Superintendent Janice Adams believes in the value of the arts in our schools, but says reductions in funding from the state makes it difficult to provide ongoing arts curriculum. She acknowledges the many parents, volunteer art docents, community artists and arts organizations who are helping fill the gap. “The Next Generation exhibition is a great model of collaboration, and our schools are stronger thanks to the support of local artists. We are extremely grateful for their passion and commitment to our students,” she says.
Eanes admired many works during the Next Generation exhibit in 2011, but he only purchased one, and that was Evan's pastel drawing. “Evan's was the classic, iconic piece. I loved his use of vivid, delicious color, and the way he put the shapes on the page.” The pastel is now part of Eanes' extensive personal collection of works by both seasoned and emerging artists.
The first thing Evan did when he returned home from the art opening that day was call his grandmothers and everyone in his family to tell them about his sale. When recalling the experience, he looked at his mom with a little concern: “How much was our phone bill that day?” His mom, Sarah George, smiled: “Oh Evan, don't worry about that, we were all so happy for you.”
Exhibit opens Thursday, March 7 and runs through Sunday, March 24
Opening Reception with Director’s talk at 3 pm, Sunday, March 10, 3-5pm

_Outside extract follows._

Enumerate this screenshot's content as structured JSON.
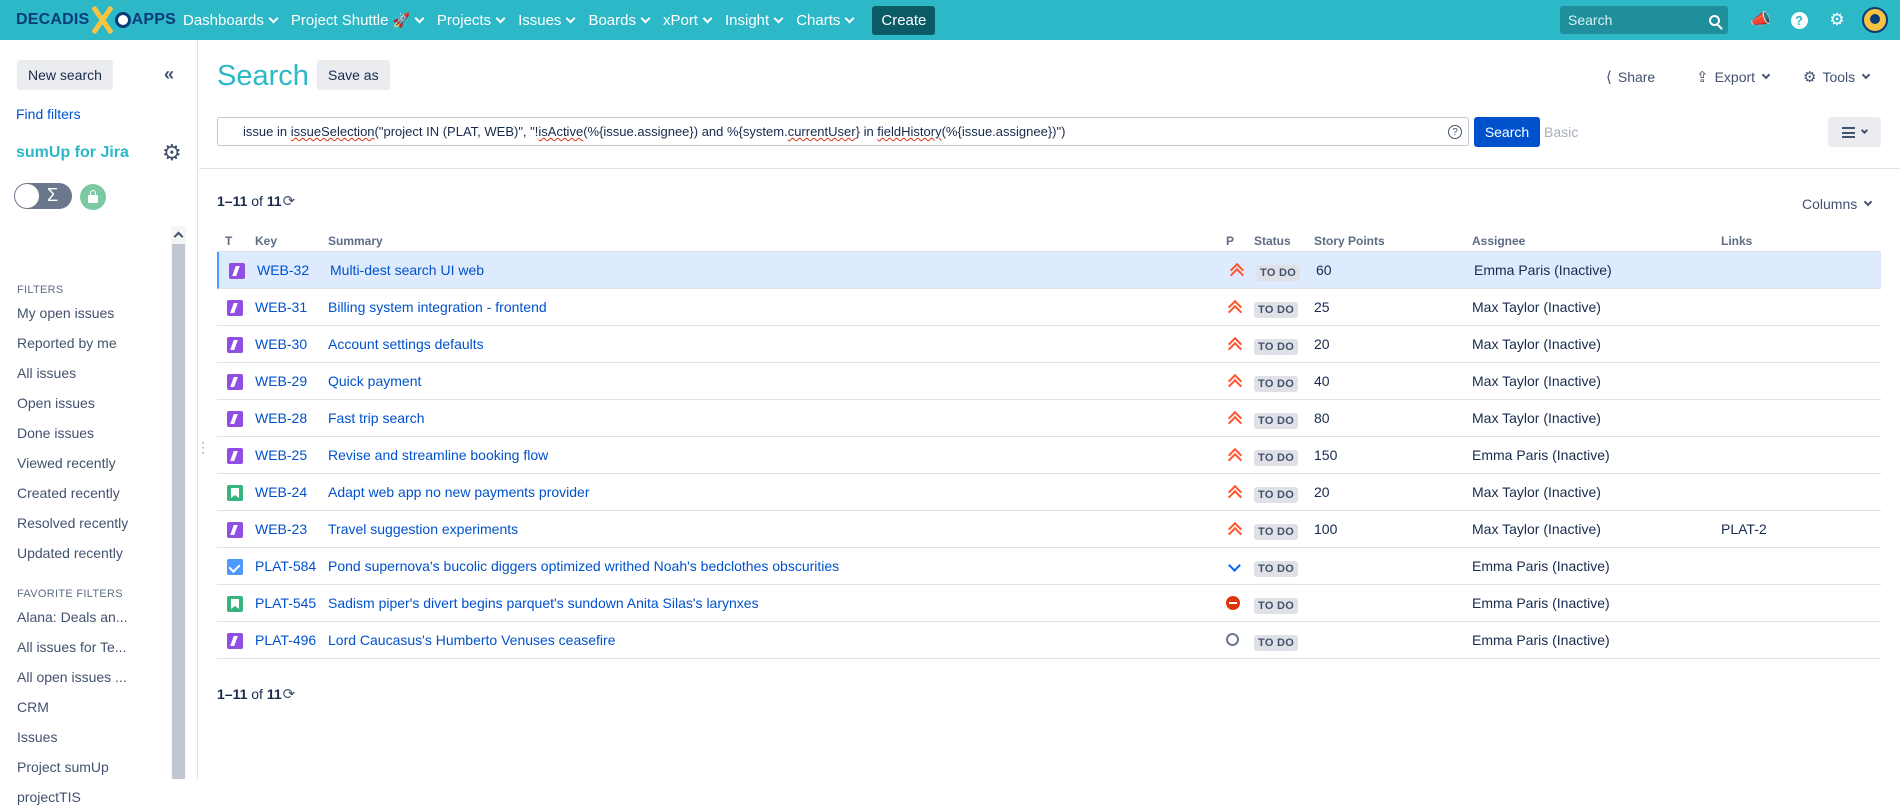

Lecture by Art Educators Susan Watts & Susan Bunch Thursday, March 14, 7-8:30pm
Family Art Day, Sunday, March 17, 1-3pm